Despite COVID-19 restrictions, many worshippers took part in Christ the King celebrations. Our Lady of Charity parish was vandalised in 2004 and 2008.
Raikia (AsiaNews) – Yesterday, Catholics celebrate Christ the King of Kings in Raikia, Archdiocese of Cuttack-Bhubaneswar (Odisha). Fr Pradosh Chandra Nayak, pastor at Our Lady of Charity parish, led the service with four other priests, 14 Daughters of Charity Sisters from the St Catherine convent and about 300 worshippers.
“Christ is the king of peace, truth and justice,” said Fr Nayak. “God has a special place for Kandhamal survivors. Neither the coronavirus nor human threats can become an obstacle to staying steadfast in faith with Christ the King of Kings.”
"Despite unemployment and the financial crisis related to COVID-19, Our Lady of Charity parishioners, the Catholic parish most affected by the anti-Christian violence of 2008 in Kandhamal, have contributed some 403,000 rupees (about US$ 5,500) for World Mission Sunday,” said the pastor.
Owing to COVID-19 restriction, only 300 worshippers were able to celebrate the feast day of Christ the King. Last year, thousands of Hindus and Christians took part in the evening procession into the city with lit candles chanting "Christ is the King of peace, justice and truth".
Our Lady of Charity parish was vandalised in 2004 and 2008. World Mission Day fell on 18 October, but the parish council decided to hold the fundraiser on the solemnity of Christ the King, the parish’s main feast day.
“God accompanied us in the time of violence,” said Ranjit Nayak, a catechist and a survivor of the 2008 Kandhamal massacre. And “He is doing the same in the time of the new pandemic. We learnt to make sacrifices from his death on a cross, which became his throne.”
“Despite the hardships the pandemic has brought us, we will use this opportunity with generosity and charity,” said Fr Bhanjakishre Nayak, another local priest who survived the massacre. “We extend our solidarity to the universal Church through the contribution of this fundraiser for World Mission Day,” he explained.
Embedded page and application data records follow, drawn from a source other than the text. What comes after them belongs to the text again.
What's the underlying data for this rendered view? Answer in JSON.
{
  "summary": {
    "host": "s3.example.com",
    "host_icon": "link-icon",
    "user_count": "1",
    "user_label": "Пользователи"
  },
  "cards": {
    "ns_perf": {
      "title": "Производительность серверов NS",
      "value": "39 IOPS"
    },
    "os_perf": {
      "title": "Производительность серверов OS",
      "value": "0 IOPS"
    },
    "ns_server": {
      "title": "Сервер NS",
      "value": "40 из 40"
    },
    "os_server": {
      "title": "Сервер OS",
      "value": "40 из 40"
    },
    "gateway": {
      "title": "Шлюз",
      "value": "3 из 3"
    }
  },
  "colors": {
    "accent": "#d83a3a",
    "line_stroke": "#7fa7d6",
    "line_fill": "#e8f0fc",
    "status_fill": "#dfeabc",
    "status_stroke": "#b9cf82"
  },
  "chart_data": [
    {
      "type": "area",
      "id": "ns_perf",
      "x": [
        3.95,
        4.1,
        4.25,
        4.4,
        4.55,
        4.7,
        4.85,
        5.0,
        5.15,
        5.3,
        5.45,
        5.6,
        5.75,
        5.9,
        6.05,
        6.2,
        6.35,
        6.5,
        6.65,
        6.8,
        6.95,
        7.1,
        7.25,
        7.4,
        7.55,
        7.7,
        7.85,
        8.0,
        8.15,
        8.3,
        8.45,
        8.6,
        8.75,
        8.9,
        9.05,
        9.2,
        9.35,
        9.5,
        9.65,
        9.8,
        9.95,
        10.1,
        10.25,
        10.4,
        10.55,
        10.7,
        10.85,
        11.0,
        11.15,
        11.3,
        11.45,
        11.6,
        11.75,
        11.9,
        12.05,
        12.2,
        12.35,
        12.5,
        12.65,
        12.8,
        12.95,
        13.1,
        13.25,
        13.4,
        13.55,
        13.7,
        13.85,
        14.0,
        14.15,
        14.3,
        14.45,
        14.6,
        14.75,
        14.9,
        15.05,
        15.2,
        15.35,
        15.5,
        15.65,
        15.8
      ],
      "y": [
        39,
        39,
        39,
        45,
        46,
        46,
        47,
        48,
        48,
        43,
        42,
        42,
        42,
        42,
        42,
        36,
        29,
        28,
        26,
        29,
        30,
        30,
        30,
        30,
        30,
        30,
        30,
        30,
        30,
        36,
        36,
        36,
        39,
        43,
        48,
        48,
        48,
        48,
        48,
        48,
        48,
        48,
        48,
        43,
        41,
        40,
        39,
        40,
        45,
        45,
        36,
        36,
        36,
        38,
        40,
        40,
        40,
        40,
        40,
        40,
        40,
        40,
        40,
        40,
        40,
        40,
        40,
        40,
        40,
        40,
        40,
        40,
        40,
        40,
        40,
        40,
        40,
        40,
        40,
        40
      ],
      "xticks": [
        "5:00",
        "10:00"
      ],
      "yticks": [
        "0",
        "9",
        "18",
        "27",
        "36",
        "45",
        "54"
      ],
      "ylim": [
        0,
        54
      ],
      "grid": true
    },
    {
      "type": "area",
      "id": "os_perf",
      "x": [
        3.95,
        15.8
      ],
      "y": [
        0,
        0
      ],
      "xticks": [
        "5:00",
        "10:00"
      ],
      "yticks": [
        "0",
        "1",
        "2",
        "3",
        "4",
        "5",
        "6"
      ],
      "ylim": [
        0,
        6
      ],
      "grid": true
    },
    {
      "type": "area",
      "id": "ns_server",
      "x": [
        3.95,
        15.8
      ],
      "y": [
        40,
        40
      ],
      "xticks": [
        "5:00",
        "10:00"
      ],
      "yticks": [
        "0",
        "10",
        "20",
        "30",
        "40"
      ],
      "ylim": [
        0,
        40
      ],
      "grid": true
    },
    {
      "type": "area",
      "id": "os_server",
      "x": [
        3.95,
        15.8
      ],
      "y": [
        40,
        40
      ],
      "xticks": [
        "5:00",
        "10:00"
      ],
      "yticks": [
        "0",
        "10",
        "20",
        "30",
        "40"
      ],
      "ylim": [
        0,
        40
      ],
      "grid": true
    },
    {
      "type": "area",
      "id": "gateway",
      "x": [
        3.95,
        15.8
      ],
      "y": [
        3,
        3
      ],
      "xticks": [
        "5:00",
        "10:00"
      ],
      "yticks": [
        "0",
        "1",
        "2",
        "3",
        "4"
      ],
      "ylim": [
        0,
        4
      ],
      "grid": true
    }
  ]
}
“We missed the peaceful and prayerful procession of candles during the feast of Christ the King,” said Raghunath Panda, 45, a local Hindu shopkeeper who attends the festival every year. "Christians are a peace-loving people," he added.